DIRECTIONS FOR THIS TASK => Every line in the data below that has the word "title" should be returned.

RAW DATA =>

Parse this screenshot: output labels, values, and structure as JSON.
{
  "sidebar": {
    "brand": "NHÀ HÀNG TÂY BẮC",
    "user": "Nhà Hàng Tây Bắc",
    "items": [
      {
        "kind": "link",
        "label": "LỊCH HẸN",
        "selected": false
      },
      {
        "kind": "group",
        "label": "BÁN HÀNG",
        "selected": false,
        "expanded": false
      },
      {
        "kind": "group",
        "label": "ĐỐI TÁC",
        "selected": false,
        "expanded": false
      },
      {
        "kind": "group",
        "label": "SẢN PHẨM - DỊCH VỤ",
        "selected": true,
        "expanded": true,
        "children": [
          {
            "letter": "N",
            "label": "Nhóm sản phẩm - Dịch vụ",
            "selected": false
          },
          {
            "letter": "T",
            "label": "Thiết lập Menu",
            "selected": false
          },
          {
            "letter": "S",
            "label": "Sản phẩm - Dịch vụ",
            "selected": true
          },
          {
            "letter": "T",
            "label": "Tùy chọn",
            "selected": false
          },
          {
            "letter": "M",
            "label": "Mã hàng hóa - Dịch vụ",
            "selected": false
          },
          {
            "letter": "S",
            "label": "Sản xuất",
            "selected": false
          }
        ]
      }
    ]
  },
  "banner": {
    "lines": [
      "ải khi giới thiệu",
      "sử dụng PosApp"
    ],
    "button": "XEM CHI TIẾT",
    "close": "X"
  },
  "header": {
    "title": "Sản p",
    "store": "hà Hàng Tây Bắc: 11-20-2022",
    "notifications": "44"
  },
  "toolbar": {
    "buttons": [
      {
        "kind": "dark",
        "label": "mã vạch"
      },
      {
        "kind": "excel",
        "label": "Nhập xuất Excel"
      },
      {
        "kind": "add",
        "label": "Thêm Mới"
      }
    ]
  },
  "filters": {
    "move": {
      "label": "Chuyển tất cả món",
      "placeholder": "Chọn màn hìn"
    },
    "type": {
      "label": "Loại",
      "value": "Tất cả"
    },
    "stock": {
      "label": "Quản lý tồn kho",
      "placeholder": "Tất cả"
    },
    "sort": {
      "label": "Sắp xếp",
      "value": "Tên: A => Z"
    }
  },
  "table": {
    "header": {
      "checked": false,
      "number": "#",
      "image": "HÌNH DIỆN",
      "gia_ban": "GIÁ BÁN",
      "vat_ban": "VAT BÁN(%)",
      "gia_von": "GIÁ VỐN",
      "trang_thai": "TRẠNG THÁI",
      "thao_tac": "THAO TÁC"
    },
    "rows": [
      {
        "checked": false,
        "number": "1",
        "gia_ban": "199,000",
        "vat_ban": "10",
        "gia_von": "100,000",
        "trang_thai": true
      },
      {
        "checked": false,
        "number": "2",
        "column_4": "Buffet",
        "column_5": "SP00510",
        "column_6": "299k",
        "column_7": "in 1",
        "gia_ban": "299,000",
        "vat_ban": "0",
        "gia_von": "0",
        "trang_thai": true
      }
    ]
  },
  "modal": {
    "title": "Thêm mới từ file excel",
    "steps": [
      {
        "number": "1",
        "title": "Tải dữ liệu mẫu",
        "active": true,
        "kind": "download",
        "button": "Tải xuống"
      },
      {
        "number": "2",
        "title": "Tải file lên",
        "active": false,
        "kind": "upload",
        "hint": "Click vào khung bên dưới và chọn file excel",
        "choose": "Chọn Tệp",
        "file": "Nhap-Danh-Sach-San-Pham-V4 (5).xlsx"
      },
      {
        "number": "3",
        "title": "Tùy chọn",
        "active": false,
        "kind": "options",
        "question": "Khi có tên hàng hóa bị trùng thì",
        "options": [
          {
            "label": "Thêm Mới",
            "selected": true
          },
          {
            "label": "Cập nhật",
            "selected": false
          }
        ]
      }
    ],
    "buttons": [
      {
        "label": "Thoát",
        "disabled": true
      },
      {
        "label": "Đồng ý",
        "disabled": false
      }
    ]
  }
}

FINISHED EXERCISE =>
    "title": "Sản p",
    "title": "Thêm mới từ file excel",
        "title": "Tải dữ liệu mẫu",
        "title": "Tải file lên",
        "title": "Tùy chọn",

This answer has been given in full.